What a bumper month this has been for seeing birds in our garden! The Black Cuckoo could be heard long before it was seen; I have only had glimpses of the Paradise Flycatchers – which is not surprising as our garden consists of a tangle of trees and bush. Despite their name, Common Waxbill, these birds are not common in our garden and so their presence for several days running came as a pleasant surprise. Redbilled Woodhoopoes also paid us a flying visit, although I hear them calling around the neighbourhood far more often than I see them. The solitary Red Bishop that visits every now and then remains a mystery – where does it come from and why doesn’t it invite any of its mates to the bounty of food available in the garden?

A pair of Grey-headed Sparrows come to inspect the feeding tray either very early in the morning – before the mass of assorted doves and weavers arrive – or to see what is left once the initial feeding frenzy is over. I recognise their ‘chirrups’ among the leaves well before they appear.

There must be a lot of fruit around elsewhere for the Redwinged Starlings are not as prolific as they have been. Here a female has knocked an apple off the feeding tray to peck at on the ground.

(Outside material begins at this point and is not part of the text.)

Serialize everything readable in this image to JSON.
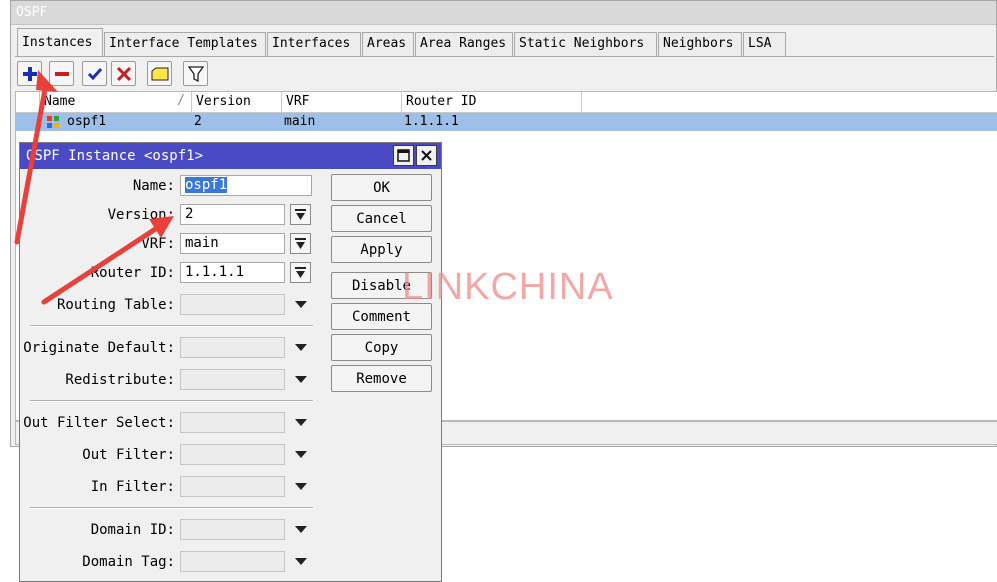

My November bird list is:
African Darter
African Green Pigeon
Black Crow (Cape)
Black Cuckoo
Black Sunbird (Amethyst)
Blackcollared Barbet
Black Cuckoo Shrike
Blackeyed Bulbul
Blackheaded Oriole
Bokmakierie
Bronze Manikin
Cape Robin (Cape Robin-chat)
Cape Turtle Dove
Cape Weaver
Cape White-eye
Cattle Egret
Common Starling
Common Waxbill
Diederik Cuckoo
Fiscal Shrike
Forktailed Drongo
Greater Double-collared Sunbird
Greyheaded Sparrow
Hadeda Ibis
Hoopoe
Klaas’ Cuckoo
Knysna Lourie
Laughing Dove
Lesserstriped Swallow
Olive Thrush
Paradise Flycatcher
Pied Crow
Pintailed Whydah
Red Bishop
Redbilled Woodhoopoe
Redchested Cuckoo
Redeyed Dove
Redwinged Starling
Rock Pigeon (Speckled)
Sacred Ibis
Sombre Bulbul
Speckled Mousebird
Streakyheaded Canary (Seedeater)
Village Weaver
Whiterumped Swift
Yellow Weaver

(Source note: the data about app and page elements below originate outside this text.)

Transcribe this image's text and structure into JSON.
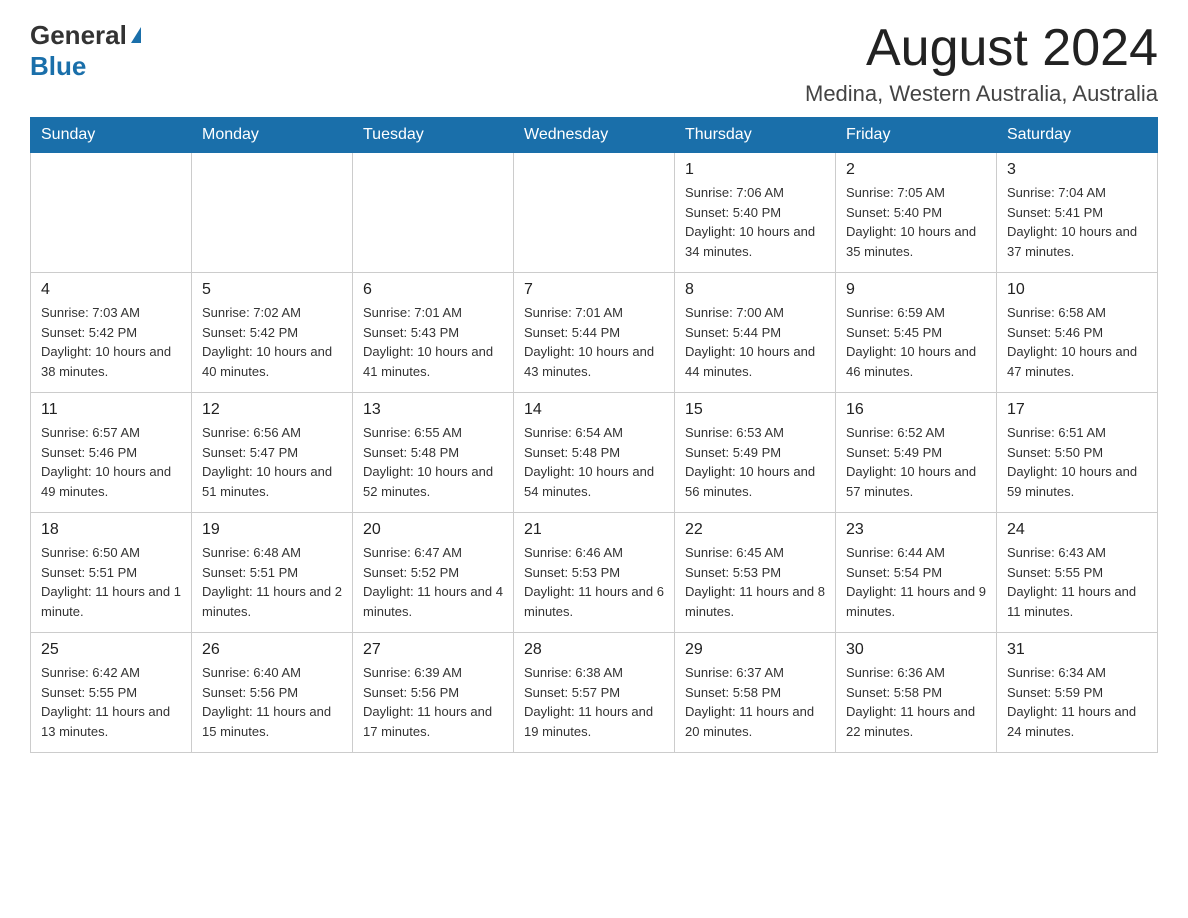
{
  "header": {
    "logo_general": "General",
    "logo_blue": "Blue",
    "month_title": "August 2024",
    "location": "Medina, Western Australia, Australia"
  },
  "weekdays": [
    "Sunday",
    "Monday",
    "Tuesday",
    "Wednesday",
    "Thursday",
    "Friday",
    "Saturday"
  ],
  "weeks": [
    [
      {
        "day": "",
        "info": ""
      },
      {
        "day": "",
        "info": ""
      },
      {
        "day": "",
        "info": ""
      },
      {
        "day": "",
        "info": ""
      },
      {
        "day": "1",
        "info": "Sunrise: 7:06 AM\nSunset: 5:40 PM\nDaylight: 10 hours and 34 minutes."
      },
      {
        "day": "2",
        "info": "Sunrise: 7:05 AM\nSunset: 5:40 PM\nDaylight: 10 hours and 35 minutes."
      },
      {
        "day": "3",
        "info": "Sunrise: 7:04 AM\nSunset: 5:41 PM\nDaylight: 10 hours and 37 minutes."
      }
    ],
    [
      {
        "day": "4",
        "info": "Sunrise: 7:03 AM\nSunset: 5:42 PM\nDaylight: 10 hours and 38 minutes."
      },
      {
        "day": "5",
        "info": "Sunrise: 7:02 AM\nSunset: 5:42 PM\nDaylight: 10 hours and 40 minutes."
      },
      {
        "day": "6",
        "info": "Sunrise: 7:01 AM\nSunset: 5:43 PM\nDaylight: 10 hours and 41 minutes."
      },
      {
        "day": "7",
        "info": "Sunrise: 7:01 AM\nSunset: 5:44 PM\nDaylight: 10 hours and 43 minutes."
      },
      {
        "day": "8",
        "info": "Sunrise: 7:00 AM\nSunset: 5:44 PM\nDaylight: 10 hours and 44 minutes."
      },
      {
        "day": "9",
        "info": "Sunrise: 6:59 AM\nSunset: 5:45 PM\nDaylight: 10 hours and 46 minutes."
      },
      {
        "day": "10",
        "info": "Sunrise: 6:58 AM\nSunset: 5:46 PM\nDaylight: 10 hours and 47 minutes."
      }
    ],
    [
      {
        "day": "11",
        "info": "Sunrise: 6:57 AM\nSunset: 5:46 PM\nDaylight: 10 hours and 49 minutes."
      },
      {
        "day": "12",
        "info": "Sunrise: 6:56 AM\nSunset: 5:47 PM\nDaylight: 10 hours and 51 minutes."
      },
      {
        "day": "13",
        "info": "Sunrise: 6:55 AM\nSunset: 5:48 PM\nDaylight: 10 hours and 52 minutes."
      },
      {
        "day": "14",
        "info": "Sunrise: 6:54 AM\nSunset: 5:48 PM\nDaylight: 10 hours and 54 minutes."
      },
      {
        "day": "15",
        "info": "Sunrise: 6:53 AM\nSunset: 5:49 PM\nDaylight: 10 hours and 56 minutes."
      },
      {
        "day": "16",
        "info": "Sunrise: 6:52 AM\nSunset: 5:49 PM\nDaylight: 10 hours and 57 minutes."
      },
      {
        "day": "17",
        "info": "Sunrise: 6:51 AM\nSunset: 5:50 PM\nDaylight: 10 hours and 59 minutes."
      }
    ],
    [
      {
        "day": "18",
        "info": "Sunrise: 6:50 AM\nSunset: 5:51 PM\nDaylight: 11 hours and 1 minute."
      },
      {
        "day": "19",
        "info": "Sunrise: 6:48 AM\nSunset: 5:51 PM\nDaylight: 11 hours and 2 minutes."
      },
      {
        "day": "20",
        "info": "Sunrise: 6:47 AM\nSunset: 5:52 PM\nDaylight: 11 hours and 4 minutes."
      },
      {
        "day": "21",
        "info": "Sunrise: 6:46 AM\nSunset: 5:53 PM\nDaylight: 11 hours and 6 minutes."
      },
      {
        "day": "22",
        "info": "Sunrise: 6:45 AM\nSunset: 5:53 PM\nDaylight: 11 hours and 8 minutes."
      },
      {
        "day": "23",
        "info": "Sunrise: 6:44 AM\nSunset: 5:54 PM\nDaylight: 11 hours and 9 minutes."
      },
      {
        "day": "24",
        "info": "Sunrise: 6:43 AM\nSunset: 5:55 PM\nDaylight: 11 hours and 11 minutes."
      }
    ],
    [
      {
        "day": "25",
        "info": "Sunrise: 6:42 AM\nSunset: 5:55 PM\nDaylight: 11 hours and 13 minutes."
      },
      {
        "day": "26",
        "info": "Sunrise: 6:40 AM\nSunset: 5:56 PM\nDaylight: 11 hours and 15 minutes."
      },
      {
        "day": "27",
        "info": "Sunrise: 6:39 AM\nSunset: 5:56 PM\nDaylight: 11 hours and 17 minutes."
      },
      {
        "day": "28",
        "info": "Sunrise: 6:38 AM\nSunset: 5:57 PM\nDaylight: 11 hours and 19 minutes."
      },
      {
        "day": "29",
        "info": "Sunrise: 6:37 AM\nSunset: 5:58 PM\nDaylight: 11 hours and 20 minutes."
      },
      {
        "day": "30",
        "info": "Sunrise: 6:36 AM\nSunset: 5:58 PM\nDaylight: 11 hours and 22 minutes."
      },
      {
        "day": "31",
        "info": "Sunrise: 6:34 AM\nSunset: 5:59 PM\nDaylight: 11 hours and 24 minutes."
      }
    ]
  ]
}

BIRDING OVER COFFEE

It was during a twenty minute coffee break in the shady part of our garden this morning that I observed an Olive Thrush hungrily stabbing at an apple on the feeding tray. Its head bobbed up and down as the juicy flesh was hastily consumed: eating as if there were no tomorrow. It wanted the fare to itself and chased off any other potential feeders – mostly weavers – which hovered on the branches above or dared to perch on the edge of the tray.

A pair of Rock Pigeons pecked at the coarse seeds scattered among the still un-mowed grass, joined by a small flock of Laughing Doves so skittish that they would ‘whoosh’ up in a flurry at the slightest sound: a power drill next door, a light aeroplane flying low overhead, or a heavy truck passing along the street below.

laughing doves

A more daring one later usurped Morrigan’s bench-like feeder for a more ‘secure’ breakfast.

laughing dove

A solitary Cape Weaver, sporting the delightful blush of the breeding season, took the gap during the absence of the Olive Thrush to swoop down and gobble up bread crumbs on the feeding tray. Village Weavers opted to feed on the fine seeds in the hanging feeder I call the ‘seed house’.

village weavers

In a surprising move a Southern Boubou hopped onto the ‘seed house’ to peck at the fine seeds within. It usually skulks along the ground to peck at titbits dropped from the feeding tray above or picks at the fruit. A more varied diet was called for this morning, for it then grabbed a sizeable morsel of bread to eat on the ground in the shadows before perching on Morrigan’s feeder for more fine seeds: peck, look around; peck, look around …

Meanwhile, Cape Turtle Doves cooed from the treetops whilst a bevy of Cape White-eyes flitted between the branches above me, chirping loudly as they scoured the foliage for food. Just then a pair of Grey-headed Sparrows perched on a branch, waiting their turn to muscle in between the weavers on the ‘seed house’. They too took the gap to breakfast on Morrigan’s feeder.

grey-headed sparrows

Then there was the Black-headed Oriole that came to quench its thirst.

blackheaded oriole